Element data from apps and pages
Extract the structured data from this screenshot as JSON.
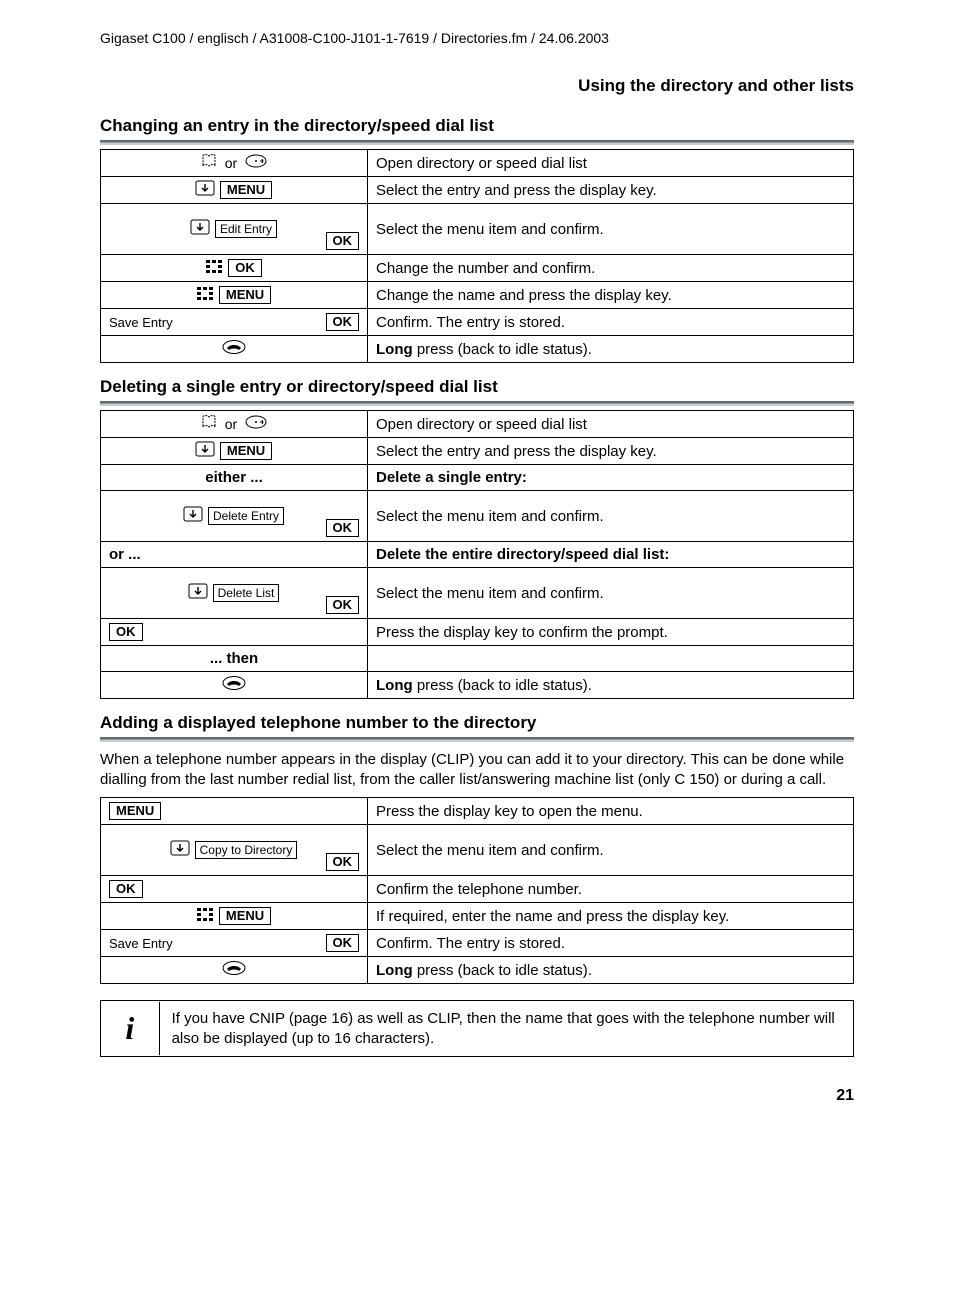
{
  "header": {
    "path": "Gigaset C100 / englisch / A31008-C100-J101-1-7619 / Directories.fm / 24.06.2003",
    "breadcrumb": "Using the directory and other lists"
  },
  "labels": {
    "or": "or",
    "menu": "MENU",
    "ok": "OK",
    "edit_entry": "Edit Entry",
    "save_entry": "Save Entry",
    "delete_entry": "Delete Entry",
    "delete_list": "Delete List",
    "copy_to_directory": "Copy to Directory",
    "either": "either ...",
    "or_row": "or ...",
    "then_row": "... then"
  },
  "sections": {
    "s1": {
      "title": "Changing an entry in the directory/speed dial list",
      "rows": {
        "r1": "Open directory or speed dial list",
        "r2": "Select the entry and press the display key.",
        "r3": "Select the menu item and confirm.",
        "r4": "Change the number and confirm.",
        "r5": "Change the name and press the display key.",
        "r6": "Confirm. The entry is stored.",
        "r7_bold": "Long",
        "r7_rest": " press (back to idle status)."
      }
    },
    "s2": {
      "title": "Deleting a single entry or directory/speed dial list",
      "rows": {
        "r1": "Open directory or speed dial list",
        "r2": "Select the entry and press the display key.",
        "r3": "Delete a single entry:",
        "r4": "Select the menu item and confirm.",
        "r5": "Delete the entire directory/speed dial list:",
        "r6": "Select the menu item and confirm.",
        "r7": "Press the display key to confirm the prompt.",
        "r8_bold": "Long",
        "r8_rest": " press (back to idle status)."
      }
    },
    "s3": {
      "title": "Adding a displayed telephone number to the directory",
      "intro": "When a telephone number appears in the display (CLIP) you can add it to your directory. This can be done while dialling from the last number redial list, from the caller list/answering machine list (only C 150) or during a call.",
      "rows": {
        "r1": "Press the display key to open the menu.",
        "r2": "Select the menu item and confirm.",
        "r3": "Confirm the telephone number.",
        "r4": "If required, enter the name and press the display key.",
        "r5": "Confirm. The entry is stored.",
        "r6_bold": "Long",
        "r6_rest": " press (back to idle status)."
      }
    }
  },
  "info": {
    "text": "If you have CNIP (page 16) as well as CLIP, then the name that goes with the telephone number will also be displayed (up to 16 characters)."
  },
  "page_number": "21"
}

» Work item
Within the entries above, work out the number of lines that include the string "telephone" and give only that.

» Answer to this task
4